The dating game . . . He did it!!! . . . or did he?
Three days ago, in the early morning, I could see the male and female perched close together in the Oak tree next to the Centre. Later that morning, both birds were gone – and I was worried that one of the Black Sparrowhawks that have been very active around Delta Park had spotted them, and attacked. The female was back in her usual spot under the overhang that evening, but no sign of the male. I then heard calling coming from near the nest – and knew he was still OK as well – big relief!! The next day the female was back in the Oak tree, but no sign of the male . . . and the same again yesterday.
The female was back on the lower roof very early yesterday evening (16:40), and was again more active and alert than usual.
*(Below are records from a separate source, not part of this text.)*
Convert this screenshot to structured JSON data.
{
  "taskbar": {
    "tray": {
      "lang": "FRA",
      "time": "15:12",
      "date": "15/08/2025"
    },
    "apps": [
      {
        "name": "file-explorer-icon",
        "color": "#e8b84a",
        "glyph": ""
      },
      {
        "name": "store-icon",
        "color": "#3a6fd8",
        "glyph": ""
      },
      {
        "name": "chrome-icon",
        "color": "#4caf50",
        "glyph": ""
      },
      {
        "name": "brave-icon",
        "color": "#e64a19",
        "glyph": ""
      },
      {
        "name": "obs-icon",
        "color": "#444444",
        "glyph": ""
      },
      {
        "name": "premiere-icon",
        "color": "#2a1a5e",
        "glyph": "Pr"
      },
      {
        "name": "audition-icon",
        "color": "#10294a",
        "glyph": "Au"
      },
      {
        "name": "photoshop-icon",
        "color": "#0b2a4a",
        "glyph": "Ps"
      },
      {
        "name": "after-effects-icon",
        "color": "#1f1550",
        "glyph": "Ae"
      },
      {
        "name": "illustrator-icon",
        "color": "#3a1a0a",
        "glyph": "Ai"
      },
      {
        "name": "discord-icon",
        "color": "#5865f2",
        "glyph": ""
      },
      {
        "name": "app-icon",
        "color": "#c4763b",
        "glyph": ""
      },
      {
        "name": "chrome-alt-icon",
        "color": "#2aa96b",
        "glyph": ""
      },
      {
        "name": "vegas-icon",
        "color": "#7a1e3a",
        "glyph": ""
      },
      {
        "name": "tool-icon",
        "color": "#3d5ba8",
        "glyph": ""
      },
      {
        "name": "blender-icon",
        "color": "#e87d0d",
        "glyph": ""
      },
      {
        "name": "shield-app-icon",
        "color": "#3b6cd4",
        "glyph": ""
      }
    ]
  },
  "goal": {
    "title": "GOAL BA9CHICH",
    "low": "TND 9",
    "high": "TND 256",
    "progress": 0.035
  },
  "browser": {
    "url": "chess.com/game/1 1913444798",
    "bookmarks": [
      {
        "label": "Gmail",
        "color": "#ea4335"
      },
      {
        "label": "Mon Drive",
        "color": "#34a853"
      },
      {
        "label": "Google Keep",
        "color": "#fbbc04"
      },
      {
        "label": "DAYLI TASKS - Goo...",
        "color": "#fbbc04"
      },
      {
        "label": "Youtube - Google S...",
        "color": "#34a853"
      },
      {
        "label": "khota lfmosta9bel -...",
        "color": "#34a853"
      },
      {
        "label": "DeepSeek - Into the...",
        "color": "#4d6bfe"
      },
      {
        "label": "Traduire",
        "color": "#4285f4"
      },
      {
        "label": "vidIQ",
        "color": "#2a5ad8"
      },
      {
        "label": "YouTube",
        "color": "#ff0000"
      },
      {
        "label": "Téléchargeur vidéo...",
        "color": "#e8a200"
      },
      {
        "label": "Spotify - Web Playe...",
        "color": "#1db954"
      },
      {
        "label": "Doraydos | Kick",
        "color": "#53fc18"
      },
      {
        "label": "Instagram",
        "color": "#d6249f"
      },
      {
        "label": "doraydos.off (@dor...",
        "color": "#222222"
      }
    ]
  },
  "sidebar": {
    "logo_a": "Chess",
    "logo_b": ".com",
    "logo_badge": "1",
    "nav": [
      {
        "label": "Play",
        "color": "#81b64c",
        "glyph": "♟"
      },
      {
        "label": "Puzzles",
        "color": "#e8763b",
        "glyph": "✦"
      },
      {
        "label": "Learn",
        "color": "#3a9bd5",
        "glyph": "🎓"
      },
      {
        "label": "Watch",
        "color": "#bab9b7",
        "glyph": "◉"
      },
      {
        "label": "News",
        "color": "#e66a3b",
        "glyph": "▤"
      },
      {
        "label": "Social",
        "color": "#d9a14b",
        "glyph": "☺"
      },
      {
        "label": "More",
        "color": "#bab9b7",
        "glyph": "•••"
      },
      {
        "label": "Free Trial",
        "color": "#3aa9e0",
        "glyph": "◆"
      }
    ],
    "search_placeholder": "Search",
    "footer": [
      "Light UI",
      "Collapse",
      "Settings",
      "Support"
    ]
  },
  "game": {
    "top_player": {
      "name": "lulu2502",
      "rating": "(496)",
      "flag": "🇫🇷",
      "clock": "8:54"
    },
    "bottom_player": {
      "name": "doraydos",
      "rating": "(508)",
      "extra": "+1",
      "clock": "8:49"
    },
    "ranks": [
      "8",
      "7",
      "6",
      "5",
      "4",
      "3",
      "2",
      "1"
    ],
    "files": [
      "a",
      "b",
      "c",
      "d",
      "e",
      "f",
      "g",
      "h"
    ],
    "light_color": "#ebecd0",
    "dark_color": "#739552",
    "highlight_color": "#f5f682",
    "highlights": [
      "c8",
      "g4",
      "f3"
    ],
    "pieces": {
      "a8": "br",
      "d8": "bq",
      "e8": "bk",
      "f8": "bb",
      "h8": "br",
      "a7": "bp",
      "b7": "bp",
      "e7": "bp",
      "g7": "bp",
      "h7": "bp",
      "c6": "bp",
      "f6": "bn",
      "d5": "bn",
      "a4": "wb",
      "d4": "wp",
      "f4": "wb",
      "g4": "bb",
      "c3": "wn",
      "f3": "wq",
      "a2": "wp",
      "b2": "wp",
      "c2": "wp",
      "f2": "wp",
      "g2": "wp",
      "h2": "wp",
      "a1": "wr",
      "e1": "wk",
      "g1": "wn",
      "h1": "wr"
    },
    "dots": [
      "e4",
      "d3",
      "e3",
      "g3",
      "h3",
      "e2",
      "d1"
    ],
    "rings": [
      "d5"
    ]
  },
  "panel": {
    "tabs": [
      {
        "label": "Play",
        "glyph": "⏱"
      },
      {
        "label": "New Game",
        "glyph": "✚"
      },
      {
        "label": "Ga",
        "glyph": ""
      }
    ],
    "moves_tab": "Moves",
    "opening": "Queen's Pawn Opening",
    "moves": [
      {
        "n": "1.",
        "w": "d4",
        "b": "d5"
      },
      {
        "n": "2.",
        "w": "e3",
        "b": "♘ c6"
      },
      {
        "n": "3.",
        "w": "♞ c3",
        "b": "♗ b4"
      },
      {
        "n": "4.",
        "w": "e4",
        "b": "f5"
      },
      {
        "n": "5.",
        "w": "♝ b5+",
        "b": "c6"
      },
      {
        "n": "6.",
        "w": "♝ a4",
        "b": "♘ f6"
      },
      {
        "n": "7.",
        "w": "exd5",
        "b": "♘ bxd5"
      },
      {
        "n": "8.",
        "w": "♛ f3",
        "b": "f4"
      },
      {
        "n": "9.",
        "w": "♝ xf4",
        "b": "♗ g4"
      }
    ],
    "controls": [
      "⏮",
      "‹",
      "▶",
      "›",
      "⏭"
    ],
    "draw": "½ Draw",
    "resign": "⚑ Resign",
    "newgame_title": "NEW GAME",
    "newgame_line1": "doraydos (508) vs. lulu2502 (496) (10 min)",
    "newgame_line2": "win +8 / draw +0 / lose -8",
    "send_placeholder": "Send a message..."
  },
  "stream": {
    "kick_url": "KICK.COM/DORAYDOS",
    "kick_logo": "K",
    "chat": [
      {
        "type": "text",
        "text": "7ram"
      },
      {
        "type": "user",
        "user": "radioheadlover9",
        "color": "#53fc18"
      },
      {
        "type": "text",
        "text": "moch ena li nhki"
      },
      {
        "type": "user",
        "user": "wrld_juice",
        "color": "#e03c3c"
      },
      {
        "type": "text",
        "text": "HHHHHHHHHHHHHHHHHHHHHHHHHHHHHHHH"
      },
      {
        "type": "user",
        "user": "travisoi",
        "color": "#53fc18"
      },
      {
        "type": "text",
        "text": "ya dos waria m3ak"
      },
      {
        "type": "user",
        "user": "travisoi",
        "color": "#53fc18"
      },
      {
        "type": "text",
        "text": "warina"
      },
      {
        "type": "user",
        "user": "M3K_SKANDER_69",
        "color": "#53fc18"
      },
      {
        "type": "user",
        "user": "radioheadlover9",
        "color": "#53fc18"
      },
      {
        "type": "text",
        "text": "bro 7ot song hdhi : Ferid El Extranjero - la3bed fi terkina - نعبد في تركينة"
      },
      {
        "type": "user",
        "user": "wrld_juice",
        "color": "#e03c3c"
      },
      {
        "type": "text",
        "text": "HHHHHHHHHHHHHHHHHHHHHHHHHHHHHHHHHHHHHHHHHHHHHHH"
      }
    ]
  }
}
I kept checking on her in the hope that she would be joined by the male, but no sign of him. When I looked out just after 18:05 however there had been a change. The female was holding a freshly decapitated Common Mole Rat in her bill. She took the prey into the corner under the overhang and, after tearing off a few small pieces and swallowing them, settled down on her tibio-tarsal joints (ankles) with the rest of the Mole Rat in her talons.
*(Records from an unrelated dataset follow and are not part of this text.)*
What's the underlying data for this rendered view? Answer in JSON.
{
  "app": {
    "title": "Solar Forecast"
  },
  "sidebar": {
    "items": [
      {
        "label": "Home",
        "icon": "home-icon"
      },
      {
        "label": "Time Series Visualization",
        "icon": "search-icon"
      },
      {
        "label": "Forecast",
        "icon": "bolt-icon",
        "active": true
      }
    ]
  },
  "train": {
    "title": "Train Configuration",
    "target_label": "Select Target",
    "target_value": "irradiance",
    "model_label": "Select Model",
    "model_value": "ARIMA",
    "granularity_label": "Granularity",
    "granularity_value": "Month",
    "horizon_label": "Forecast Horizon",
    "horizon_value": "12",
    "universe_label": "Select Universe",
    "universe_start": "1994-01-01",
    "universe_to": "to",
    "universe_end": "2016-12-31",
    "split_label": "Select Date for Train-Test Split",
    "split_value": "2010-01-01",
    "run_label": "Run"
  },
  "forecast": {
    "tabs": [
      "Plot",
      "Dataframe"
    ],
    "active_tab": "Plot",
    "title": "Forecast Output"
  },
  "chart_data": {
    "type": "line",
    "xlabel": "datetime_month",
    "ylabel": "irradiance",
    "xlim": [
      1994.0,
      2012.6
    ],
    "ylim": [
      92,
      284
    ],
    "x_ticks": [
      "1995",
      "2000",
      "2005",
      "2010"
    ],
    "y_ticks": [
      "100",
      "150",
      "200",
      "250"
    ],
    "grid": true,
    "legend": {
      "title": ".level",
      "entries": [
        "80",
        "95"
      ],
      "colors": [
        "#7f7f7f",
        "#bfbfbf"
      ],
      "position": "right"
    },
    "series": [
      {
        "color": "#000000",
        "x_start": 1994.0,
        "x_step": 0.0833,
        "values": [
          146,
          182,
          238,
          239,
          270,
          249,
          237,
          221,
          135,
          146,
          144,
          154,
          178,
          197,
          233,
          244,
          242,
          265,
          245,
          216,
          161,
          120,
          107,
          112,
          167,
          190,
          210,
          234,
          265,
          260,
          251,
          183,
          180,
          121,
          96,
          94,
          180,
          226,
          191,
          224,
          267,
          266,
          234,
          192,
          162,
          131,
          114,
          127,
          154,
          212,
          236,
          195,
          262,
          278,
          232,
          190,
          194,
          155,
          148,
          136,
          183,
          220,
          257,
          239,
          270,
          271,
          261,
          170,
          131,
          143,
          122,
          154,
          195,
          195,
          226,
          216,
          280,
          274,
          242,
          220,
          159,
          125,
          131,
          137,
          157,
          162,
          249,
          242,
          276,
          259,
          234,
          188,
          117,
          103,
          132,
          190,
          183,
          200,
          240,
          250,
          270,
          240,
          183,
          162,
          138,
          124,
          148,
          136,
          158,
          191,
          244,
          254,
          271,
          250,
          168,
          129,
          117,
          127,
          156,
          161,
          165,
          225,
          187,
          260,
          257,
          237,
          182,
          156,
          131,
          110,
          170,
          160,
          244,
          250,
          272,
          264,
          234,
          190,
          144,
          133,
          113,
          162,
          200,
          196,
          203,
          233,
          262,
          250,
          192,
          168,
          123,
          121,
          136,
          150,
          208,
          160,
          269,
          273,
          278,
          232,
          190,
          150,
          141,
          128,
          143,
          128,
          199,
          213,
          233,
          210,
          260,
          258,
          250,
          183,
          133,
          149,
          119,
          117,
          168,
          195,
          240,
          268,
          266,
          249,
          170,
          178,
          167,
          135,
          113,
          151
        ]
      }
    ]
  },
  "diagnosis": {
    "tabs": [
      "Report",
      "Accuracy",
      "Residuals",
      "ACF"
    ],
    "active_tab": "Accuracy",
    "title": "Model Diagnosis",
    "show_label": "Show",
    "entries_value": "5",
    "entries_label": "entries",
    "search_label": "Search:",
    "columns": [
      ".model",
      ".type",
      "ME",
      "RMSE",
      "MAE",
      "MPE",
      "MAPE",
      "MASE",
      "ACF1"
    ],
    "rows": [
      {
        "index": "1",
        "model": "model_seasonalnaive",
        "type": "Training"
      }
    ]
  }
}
When males bring vertebrate prey (mammals and birds) to the females, they typically first decapitate them, swallowing the heads before delivering the rest of the animal to their mate. The Mole Rat certainly looked freshly-killed, and the female had definitely not moved from the roof, so it is likely that I had just missed my first views of the new male courtship-feeding his mate. If so, the male has taken a very significant step and is starting to accept his role as hunter/provider – critical during nesting when he will have to find food for himself, his mate, and for any young nestlings that the pair produces. The only other possibility is that the female had cached uneaten prey the previous evening or earlier that morning, and had retrieved it ‘when I wasn’t looking’. There had been no sign of any prey on the roof earlier however – so this is unlikely. I recorded her caching prey a few years ago – when she somehow managed to get hold of a Little Grebe (or Dabchick). I had seen her very early in the morning on the parapet of the back roof with the grebe, but when I checked later she was in the Cabbage Tree – and no sign of her prey. Early that evening however I found her plucking the grebe in the Willow Tree in front of the Centre.
By Geoff Lockwood